LPFMs are the legal successor to pirate radio stations, broadcasts that saw their programming as a source of diversity and social justice that wider media options didn’t provide. In 2000, the FCC began offering LPFM licenses as an alternative specifically to noncommercial organizations. But under pressure from commercial radio, federal regulations limited where these stations could take root.

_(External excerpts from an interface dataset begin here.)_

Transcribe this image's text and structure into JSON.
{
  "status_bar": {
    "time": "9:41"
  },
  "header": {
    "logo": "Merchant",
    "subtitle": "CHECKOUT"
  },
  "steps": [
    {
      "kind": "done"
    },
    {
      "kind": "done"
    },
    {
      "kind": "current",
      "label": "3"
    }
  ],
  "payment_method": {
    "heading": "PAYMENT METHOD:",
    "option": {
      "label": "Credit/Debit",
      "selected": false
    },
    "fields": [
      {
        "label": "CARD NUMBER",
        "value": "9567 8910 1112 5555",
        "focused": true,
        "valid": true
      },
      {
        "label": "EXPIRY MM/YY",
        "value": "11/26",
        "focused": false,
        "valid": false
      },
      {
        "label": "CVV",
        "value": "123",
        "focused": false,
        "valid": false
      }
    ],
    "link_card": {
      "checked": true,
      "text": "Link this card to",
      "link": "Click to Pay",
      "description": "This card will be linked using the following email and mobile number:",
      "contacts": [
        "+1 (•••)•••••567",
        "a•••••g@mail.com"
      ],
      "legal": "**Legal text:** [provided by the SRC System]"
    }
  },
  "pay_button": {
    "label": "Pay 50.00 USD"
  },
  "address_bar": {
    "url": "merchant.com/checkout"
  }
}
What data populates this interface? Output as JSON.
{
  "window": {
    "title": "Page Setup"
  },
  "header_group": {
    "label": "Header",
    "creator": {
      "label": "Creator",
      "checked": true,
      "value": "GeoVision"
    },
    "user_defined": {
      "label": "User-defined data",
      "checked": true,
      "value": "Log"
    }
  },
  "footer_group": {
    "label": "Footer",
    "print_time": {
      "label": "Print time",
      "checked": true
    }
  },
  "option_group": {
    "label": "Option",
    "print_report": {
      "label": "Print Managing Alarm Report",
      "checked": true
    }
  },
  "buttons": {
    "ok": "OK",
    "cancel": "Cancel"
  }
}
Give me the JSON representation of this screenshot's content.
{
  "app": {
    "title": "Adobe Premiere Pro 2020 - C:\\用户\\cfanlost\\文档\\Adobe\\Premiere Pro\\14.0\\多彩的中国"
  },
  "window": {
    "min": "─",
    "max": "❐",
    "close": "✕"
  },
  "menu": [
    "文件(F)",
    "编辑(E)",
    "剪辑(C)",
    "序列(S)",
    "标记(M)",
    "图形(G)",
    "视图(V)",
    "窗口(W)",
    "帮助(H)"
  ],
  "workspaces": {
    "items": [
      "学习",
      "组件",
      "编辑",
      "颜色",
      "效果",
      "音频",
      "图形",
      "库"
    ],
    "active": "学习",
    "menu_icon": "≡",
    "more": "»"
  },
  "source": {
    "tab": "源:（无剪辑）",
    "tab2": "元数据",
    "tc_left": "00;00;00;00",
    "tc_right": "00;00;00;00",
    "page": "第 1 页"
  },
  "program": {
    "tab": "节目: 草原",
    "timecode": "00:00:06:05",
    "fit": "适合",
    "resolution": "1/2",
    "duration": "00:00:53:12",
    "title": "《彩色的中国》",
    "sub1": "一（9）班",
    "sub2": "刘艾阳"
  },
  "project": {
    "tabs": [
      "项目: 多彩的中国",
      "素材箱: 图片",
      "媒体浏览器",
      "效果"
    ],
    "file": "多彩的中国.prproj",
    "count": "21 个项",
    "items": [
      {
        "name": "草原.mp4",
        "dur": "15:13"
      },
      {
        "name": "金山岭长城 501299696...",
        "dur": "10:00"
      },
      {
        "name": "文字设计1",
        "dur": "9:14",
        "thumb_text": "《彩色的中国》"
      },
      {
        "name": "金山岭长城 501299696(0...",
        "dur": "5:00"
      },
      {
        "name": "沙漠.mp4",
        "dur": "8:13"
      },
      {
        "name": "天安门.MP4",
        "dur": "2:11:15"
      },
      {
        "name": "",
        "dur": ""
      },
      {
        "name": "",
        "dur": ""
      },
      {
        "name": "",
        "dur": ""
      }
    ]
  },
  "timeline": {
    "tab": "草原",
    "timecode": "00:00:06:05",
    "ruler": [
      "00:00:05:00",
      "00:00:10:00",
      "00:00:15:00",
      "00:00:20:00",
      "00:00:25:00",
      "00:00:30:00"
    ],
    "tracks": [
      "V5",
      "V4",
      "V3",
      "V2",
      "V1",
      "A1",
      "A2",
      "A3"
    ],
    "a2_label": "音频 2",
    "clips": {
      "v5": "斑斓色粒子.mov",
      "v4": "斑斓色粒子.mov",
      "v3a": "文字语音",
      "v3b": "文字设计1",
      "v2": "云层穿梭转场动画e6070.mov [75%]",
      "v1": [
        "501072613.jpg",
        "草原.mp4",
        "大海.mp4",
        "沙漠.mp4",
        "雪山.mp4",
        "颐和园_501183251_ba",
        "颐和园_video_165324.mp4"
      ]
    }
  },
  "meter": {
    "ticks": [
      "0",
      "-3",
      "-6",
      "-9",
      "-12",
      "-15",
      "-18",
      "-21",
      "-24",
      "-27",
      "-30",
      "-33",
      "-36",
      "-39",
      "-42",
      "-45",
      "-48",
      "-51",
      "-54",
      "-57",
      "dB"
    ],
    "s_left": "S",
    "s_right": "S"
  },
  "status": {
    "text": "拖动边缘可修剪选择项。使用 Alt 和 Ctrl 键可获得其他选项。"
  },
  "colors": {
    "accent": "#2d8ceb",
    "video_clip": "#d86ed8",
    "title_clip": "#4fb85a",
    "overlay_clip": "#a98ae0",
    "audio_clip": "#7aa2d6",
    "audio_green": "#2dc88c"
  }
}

"The Internet is good at a lot of things, but it hasn't met a lot of people's needs for local," says Brandy Doyle, policy director for the LPFM advocacy group Prometheus Radio Project.* "The community radio station connects them to the place they live." For full story, click here or on pic.